** Opening RECORDED INFORMATION block **

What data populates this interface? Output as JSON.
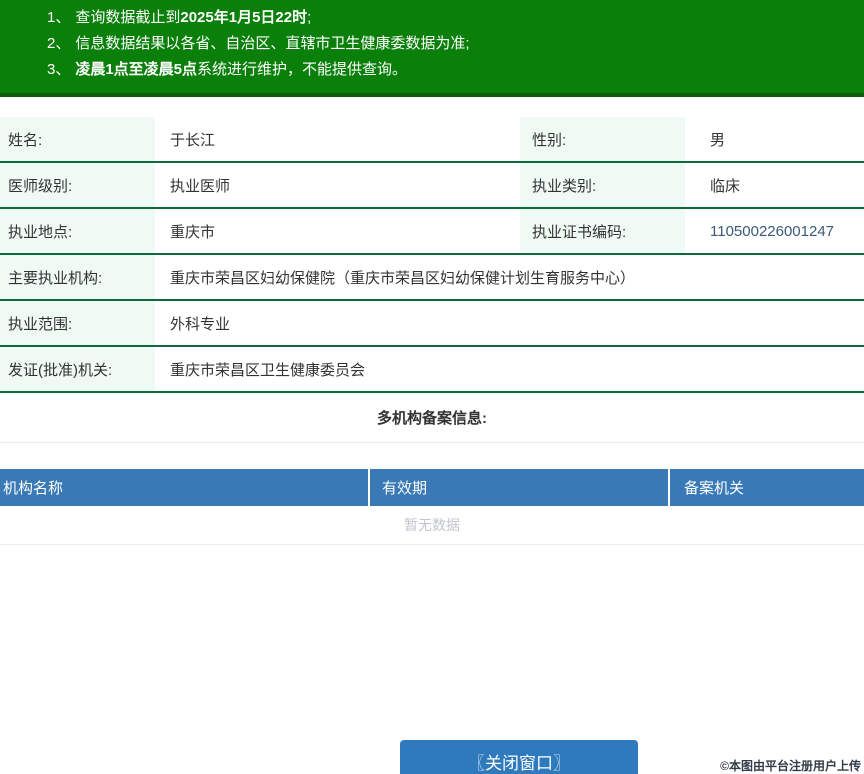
{
  "notice": {
    "items": [
      {
        "num": "1、",
        "pre": "查询数据截止到",
        "bold": "2025年1月5日22时",
        "post": ";"
      },
      {
        "num": "2、",
        "pre": "信息数据结果以各省、自治区、直辖市卫生健康委数据为准;",
        "bold": "",
        "post": ""
      },
      {
        "num": "3、",
        "pre": "",
        "bold": "凌晨1点至凌晨5点",
        "post": "系统进行维护，不能提供查询。"
      }
    ]
  },
  "info_rows": [
    {
      "l1": "姓名:",
      "v1": "于长江",
      "l2": "性别:",
      "v2": "男"
    },
    {
      "l1": "医师级别:",
      "v1": "执业医师",
      "l2": "执业类别:",
      "v2": "临床"
    },
    {
      "l1": "执业地点:",
      "v1": "重庆市",
      "l2": "执业证书编码:",
      "v2": "110500226001247"
    },
    {
      "l1": "主要执业机构:",
      "v1": "重庆市荣昌区妇幼保健院（重庆市荣昌区妇幼保健计划生育服务中心）"
    },
    {
      "l1": "执业范围:",
      "v1": "外科专业"
    },
    {
      "l1": "发证(批准)机关:",
      "v1": "重庆市荣昌区卫生健康委员会"
    }
  ],
  "section": {
    "title": "多机构备案信息:"
  },
  "record_table": {
    "headers": [
      "机构名称",
      "有效期",
      "备案机关"
    ],
    "empty_text": "暂无数据"
  },
  "footer": {
    "close_button": "〖关闭窗口〗",
    "watermark": "©本图由平台注册用户上传"
  },
  "colors": {
    "banner_green": "#0a800a",
    "banner_border_green": "#0b5e0b",
    "row_divider_green": "#0c6b3e",
    "label_mint": "#effaf4",
    "table_header_blue": "#3879b6",
    "button_blue": "#2f7abd",
    "certificate_number_blue": "#3a5a78",
    "empty_text_gray": "#c0c4cc"
  }
}
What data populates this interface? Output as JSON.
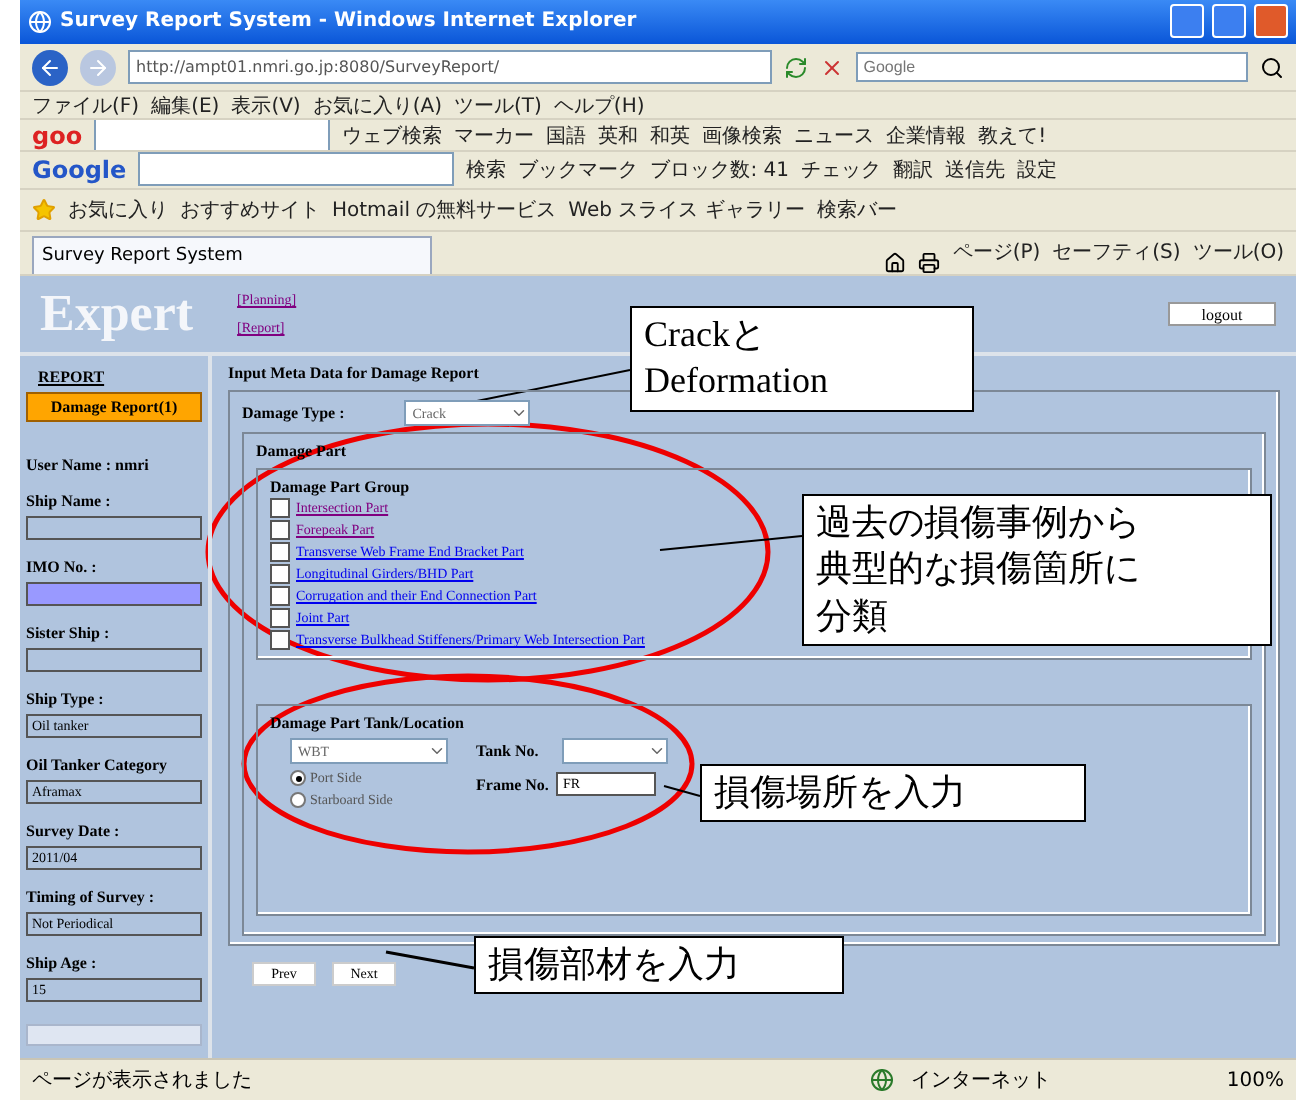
{
  "window": {
    "title": "Survey Report System - Windows Internet Explorer"
  },
  "address_bar": {
    "url": "http://ampt01.nmri.go.jp:8080/SurveyReport/",
    "search_placeholder": "Google"
  },
  "menu": [
    "ファイル(F)",
    "編集(E)",
    "表示(V)",
    "お気に入り(A)",
    "ツール(T)",
    "ヘルプ(H)"
  ],
  "goo_toolbar": {
    "logo": "goo",
    "items": [
      "ウェブ検索",
      "マーカー",
      "国語",
      "英和",
      "和英",
      "画像検索",
      "ニュース",
      "企業情報",
      "教えて!"
    ]
  },
  "google_toolbar": {
    "logo": "Google",
    "items": [
      "検索",
      "ブックマーク",
      "ブロック数: 41",
      "チェック",
      "翻訳",
      "送信先",
      "設定"
    ]
  },
  "favorites_bar": [
    "お気に入り",
    "おすすめサイト",
    "Hotmail の無料サービス",
    "Web スライス ギャラリー",
    "検索バー"
  ],
  "tab": {
    "title": "Survey Report System"
  },
  "command_bar": [
    "ページ(P)",
    "セーフティ(S)",
    "ツール(O)"
  ],
  "page": {
    "logo": "Expert",
    "nav_links": [
      "[Planning]",
      "[Report]"
    ],
    "logout": "logout",
    "sidebar": {
      "heading": "REPORT",
      "report_button": "Damage Report(1)",
      "user": "User Name : nmri",
      "fields": [
        {
          "label": "Ship Name :",
          "highlighted": false
        },
        {
          "label": "IMO No. :",
          "highlighted": true
        },
        {
          "label": "Sister Ship :",
          "highlighted": false
        },
        {
          "label": "Ship Type :",
          "value": "Oil tanker",
          "highlighted": false
        },
        {
          "label": "Oil Tanker Category",
          "value": "Aframax",
          "highlighted": false
        },
        {
          "label": "Survey Date :",
          "value": "2011/04",
          "highlighted": false
        },
        {
          "label": "Timing of Survey :",
          "value": "Not Periodical",
          "highlighted": false
        },
        {
          "label": "Ship Age :",
          "value": "15",
          "highlighted": false
        }
      ]
    },
    "main": {
      "title": "Input Meta Data for Damage Report",
      "damage_type": {
        "label": "Damage Type :",
        "value": "Crack"
      },
      "damage_part": {
        "legend": "Damage Part",
        "group_legend": "Damage Part Group",
        "groups": [
          {
            "label": "Intersection Part",
            "checked": false,
            "visited": true
          },
          {
            "label": "Forepeak Part",
            "checked": false,
            "visited": true
          },
          {
            "label": "Transverse Web Frame End Bracket Part",
            "checked": false,
            "visited": false
          },
          {
            "label": "Longitudinal Girders/BHD Part",
            "checked": false,
            "visited": false
          },
          {
            "label": "Corrugation and their End Connection Part",
            "checked": false,
            "visited": false
          },
          {
            "label": "Joint Part",
            "checked": false,
            "visited": false
          },
          {
            "label": "Transverse Bulkhead Stiffeners/Primary Web Intersection Part",
            "checked": false,
            "visited": false
          }
        ]
      },
      "location": {
        "legend": "Damage Part Tank/Location",
        "tank_type": "WBT",
        "sides": [
          {
            "label": "Port Side",
            "selected": true
          },
          {
            "label": "Starboard Side",
            "selected": false
          }
        ],
        "tank_no_label": "Tank No.",
        "frame_no_label": "Frame No.",
        "frame_no": "FR"
      },
      "buttons": [
        "Prev",
        "Next"
      ]
    }
  },
  "annotations": [
    {
      "lines": [
        "Crackと",
        "Deformation"
      ]
    },
    {
      "lines": [
        "過去の損傷事例から",
        "典型的な損傷箇所に",
        "分類"
      ]
    },
    {
      "lines": [
        "損傷場所を入力"
      ]
    },
    {
      "lines": [
        "損傷部材を入力"
      ]
    }
  ],
  "status_bar": {
    "message": "ページが表示されました",
    "zone": "インターネット",
    "zoom": "100%"
  }
}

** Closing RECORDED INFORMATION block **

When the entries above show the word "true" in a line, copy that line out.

          "highlighted": true
            "visited": true
            "visited": true
            "selected": true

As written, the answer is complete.